> [What this task involves] All the lines below should appear again unchanged, though their pictures should not.

> [Task data]
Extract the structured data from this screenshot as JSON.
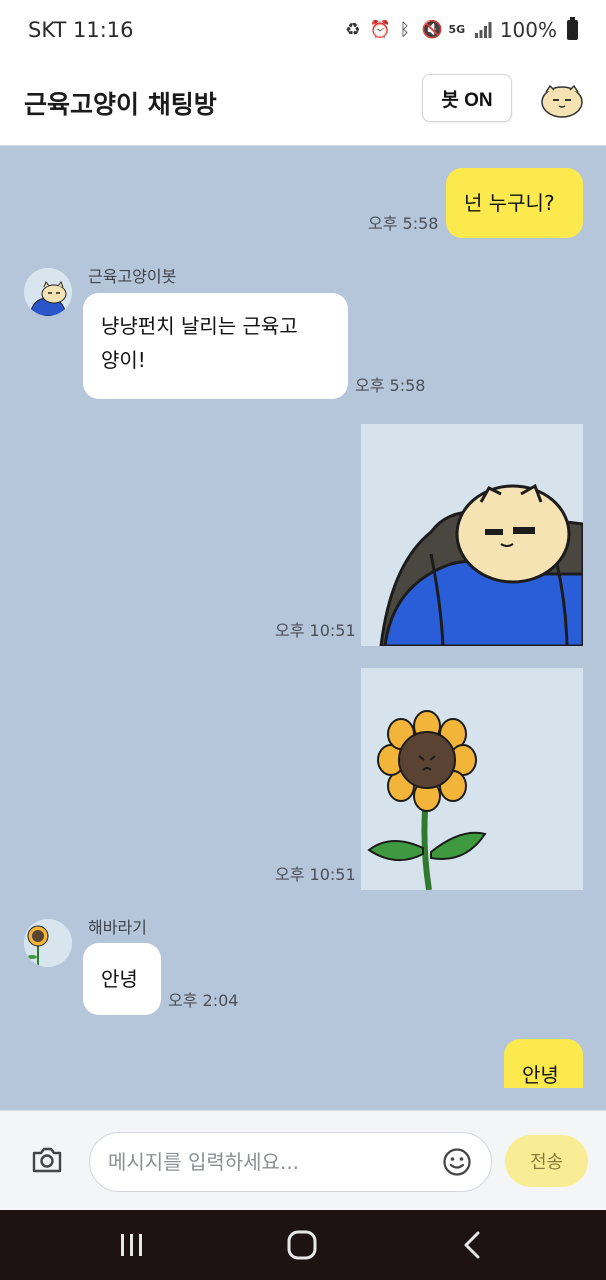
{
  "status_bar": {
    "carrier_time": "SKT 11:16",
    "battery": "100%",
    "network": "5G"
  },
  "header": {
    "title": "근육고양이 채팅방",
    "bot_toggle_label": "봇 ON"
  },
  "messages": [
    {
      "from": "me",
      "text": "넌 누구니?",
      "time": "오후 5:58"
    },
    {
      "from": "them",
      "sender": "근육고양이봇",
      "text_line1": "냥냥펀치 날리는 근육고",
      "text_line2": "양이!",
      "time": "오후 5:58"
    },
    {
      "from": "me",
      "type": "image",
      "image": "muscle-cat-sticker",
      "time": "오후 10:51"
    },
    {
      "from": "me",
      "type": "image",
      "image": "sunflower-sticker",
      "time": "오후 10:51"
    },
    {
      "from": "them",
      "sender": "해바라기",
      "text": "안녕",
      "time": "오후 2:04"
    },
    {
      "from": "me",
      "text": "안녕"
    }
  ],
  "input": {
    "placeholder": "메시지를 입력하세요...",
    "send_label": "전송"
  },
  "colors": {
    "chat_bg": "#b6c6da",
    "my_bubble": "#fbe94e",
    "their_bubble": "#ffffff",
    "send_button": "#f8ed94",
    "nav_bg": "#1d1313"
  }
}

> [Your solution]
Extract the structured data from this screenshot as JSON.
{
  "status_bar": {
    "carrier_time": "SKT 11:16",
    "battery": "100%",
    "network": "5G"
  },
  "header": {
    "title": "근육고양이 채팅방",
    "bot_toggle_label": "봇 ON"
  },
  "messages": [
    {
      "from": "me",
      "text": "넌 누구니?",
      "time": "오후 5:58"
    },
    {
      "from": "them",
      "sender": "근육고양이봇",
      "text_line1": "냥냥펀치 날리는 근육고",
      "text_line2": "양이!",
      "time": "오후 5:58"
    },
    {
      "from": "me",
      "type": "image",
      "image": "muscle-cat-sticker",
      "time": "오후 10:51"
    },
    {
      "from": "me",
      "type": "image",
      "image": "sunflower-sticker",
      "time": "오후 10:51"
    },
    {
      "from": "them",
      "sender": "해바라기",
      "text": "안녕",
      "time": "오후 2:04"
    },
    {
      "from": "me",
      "text": "안녕"
    }
  ],
  "input": {
    "placeholder": "메시지를 입력하세요...",
    "send_label": "전송"
  },
  "colors": {
    "chat_bg": "#b6c6da",
    "my_bubble": "#fbe94e",
    "their_bubble": "#ffffff",
    "send_button": "#f8ed94",
    "nav_bg": "#1d1313"
  }
}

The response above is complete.